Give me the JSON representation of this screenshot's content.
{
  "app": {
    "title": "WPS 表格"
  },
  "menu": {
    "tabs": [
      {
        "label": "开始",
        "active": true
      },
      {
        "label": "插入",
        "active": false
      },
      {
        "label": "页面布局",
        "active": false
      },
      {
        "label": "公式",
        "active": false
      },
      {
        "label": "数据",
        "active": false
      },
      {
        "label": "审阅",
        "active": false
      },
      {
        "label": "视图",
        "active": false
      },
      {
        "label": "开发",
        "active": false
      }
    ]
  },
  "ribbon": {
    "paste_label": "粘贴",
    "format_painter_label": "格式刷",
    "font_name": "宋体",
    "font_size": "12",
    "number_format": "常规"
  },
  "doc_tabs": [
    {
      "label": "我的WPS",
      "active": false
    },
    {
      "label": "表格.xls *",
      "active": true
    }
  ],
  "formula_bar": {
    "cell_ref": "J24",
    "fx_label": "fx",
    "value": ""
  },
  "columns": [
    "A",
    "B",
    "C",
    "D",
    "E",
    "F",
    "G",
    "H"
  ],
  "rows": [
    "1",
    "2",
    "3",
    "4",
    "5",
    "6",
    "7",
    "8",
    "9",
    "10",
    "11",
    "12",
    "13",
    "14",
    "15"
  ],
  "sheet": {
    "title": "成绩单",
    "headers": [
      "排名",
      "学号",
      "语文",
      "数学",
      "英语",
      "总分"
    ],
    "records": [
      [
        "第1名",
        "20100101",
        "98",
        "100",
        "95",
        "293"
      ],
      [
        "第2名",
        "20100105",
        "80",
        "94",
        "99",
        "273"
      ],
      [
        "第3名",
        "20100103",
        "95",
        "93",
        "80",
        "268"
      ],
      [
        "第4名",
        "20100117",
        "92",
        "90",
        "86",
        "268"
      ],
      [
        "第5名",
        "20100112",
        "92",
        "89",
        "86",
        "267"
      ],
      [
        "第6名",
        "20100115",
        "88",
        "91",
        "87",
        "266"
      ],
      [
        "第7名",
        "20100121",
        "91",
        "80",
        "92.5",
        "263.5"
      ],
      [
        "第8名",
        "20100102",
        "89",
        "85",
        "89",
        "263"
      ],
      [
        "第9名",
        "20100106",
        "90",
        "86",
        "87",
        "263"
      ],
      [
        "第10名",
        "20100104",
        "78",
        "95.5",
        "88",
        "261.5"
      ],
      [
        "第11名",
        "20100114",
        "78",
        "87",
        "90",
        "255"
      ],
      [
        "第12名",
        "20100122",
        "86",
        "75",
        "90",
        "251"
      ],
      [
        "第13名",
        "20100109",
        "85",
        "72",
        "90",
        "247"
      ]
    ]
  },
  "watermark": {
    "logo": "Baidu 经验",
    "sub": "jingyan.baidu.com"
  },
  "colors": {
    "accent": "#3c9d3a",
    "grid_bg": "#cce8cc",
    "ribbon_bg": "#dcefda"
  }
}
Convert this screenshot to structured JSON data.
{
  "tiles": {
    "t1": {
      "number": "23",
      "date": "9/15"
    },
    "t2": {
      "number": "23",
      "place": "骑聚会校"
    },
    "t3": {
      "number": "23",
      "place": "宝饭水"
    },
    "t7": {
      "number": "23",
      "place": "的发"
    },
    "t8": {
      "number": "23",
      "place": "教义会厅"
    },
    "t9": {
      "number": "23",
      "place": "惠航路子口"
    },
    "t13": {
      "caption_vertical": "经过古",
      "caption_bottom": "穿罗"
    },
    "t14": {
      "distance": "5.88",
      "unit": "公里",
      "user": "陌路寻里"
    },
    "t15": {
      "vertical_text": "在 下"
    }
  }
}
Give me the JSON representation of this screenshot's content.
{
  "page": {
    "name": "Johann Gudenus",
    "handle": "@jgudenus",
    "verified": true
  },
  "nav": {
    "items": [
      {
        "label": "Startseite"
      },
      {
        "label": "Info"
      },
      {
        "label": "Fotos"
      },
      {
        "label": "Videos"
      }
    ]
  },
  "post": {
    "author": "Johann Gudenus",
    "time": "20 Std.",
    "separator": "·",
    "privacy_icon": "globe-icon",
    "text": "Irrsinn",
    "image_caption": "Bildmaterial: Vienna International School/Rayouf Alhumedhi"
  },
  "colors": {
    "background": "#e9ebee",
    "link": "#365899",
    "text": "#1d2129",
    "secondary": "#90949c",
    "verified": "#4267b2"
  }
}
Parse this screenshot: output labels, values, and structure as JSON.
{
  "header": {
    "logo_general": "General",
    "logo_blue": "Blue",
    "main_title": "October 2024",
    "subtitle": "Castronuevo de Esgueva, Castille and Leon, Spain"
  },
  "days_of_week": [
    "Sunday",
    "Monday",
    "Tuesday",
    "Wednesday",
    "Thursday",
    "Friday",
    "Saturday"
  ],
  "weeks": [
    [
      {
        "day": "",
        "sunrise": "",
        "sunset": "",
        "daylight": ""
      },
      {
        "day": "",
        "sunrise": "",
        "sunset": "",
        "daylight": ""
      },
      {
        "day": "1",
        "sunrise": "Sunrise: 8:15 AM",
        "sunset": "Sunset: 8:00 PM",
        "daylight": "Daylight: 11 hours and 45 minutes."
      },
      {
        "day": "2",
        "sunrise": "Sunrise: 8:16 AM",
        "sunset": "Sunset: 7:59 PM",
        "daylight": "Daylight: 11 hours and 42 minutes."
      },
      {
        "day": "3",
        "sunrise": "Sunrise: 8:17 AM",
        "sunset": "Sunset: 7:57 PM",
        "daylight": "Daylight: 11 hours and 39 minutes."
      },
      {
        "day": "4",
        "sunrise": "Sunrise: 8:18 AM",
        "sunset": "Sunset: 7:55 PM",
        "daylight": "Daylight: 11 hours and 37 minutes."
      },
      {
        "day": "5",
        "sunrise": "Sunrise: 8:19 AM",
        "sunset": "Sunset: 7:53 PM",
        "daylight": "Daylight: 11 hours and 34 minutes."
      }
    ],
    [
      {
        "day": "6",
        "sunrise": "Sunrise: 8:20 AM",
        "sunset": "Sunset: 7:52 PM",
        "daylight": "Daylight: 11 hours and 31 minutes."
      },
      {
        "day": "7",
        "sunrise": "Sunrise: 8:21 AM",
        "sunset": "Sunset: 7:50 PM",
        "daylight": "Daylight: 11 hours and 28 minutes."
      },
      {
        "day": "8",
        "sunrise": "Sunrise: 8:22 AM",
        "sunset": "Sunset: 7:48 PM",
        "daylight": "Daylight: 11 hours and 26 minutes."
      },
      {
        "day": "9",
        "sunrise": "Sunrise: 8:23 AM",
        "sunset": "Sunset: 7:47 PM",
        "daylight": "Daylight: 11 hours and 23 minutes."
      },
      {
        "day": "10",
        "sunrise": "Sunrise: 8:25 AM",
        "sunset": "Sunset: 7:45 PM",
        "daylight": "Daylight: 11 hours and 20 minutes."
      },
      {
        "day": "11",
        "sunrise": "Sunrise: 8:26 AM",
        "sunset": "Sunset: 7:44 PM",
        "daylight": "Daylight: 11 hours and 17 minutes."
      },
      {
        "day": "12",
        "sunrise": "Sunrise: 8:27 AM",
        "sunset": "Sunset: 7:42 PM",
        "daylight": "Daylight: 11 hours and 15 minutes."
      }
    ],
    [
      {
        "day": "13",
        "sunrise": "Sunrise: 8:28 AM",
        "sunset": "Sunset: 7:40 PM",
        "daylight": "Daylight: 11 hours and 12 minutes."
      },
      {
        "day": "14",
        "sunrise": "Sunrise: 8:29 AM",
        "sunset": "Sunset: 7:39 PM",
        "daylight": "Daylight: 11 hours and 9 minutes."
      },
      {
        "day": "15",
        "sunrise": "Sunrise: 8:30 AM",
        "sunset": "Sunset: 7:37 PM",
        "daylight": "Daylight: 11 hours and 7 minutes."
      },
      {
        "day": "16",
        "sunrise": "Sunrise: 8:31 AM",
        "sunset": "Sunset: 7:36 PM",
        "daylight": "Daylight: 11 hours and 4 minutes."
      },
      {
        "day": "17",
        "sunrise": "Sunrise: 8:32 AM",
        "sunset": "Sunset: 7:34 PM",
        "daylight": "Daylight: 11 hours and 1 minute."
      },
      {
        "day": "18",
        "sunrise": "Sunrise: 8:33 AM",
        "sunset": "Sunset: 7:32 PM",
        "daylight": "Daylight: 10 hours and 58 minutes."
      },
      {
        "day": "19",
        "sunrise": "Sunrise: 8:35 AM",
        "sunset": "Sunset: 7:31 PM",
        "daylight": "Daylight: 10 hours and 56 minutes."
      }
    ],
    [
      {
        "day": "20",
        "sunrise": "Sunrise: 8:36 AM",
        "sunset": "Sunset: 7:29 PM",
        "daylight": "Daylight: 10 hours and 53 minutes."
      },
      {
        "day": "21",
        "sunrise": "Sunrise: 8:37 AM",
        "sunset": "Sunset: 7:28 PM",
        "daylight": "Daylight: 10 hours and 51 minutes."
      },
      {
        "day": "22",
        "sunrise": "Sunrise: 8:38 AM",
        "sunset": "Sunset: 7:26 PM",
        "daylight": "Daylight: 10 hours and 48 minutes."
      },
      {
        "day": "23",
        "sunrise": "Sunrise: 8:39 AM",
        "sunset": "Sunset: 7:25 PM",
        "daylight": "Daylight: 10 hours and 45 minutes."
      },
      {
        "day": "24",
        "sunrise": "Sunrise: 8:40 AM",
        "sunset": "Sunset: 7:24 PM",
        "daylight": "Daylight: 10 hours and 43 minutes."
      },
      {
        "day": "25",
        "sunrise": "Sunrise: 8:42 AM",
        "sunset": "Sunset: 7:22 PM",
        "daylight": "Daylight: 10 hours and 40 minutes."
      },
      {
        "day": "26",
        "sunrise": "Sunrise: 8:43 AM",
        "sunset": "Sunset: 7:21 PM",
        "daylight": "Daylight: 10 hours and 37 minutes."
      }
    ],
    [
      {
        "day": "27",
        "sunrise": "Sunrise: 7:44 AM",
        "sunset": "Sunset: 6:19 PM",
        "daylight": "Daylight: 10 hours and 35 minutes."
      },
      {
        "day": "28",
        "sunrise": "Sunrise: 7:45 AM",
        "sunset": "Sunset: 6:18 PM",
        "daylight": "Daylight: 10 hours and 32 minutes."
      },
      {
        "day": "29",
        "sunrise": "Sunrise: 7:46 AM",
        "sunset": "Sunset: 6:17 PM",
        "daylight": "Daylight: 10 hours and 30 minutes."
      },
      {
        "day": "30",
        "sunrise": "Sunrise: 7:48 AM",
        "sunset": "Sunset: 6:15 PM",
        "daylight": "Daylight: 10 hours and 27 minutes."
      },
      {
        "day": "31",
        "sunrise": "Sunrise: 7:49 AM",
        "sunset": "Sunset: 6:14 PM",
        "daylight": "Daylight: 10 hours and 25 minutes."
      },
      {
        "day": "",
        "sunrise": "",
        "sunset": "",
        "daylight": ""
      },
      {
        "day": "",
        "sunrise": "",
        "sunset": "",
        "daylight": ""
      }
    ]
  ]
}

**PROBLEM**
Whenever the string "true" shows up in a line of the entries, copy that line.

**REPLY TO THE EXERCISE**
        "active": true
      "active": true
    "verified": true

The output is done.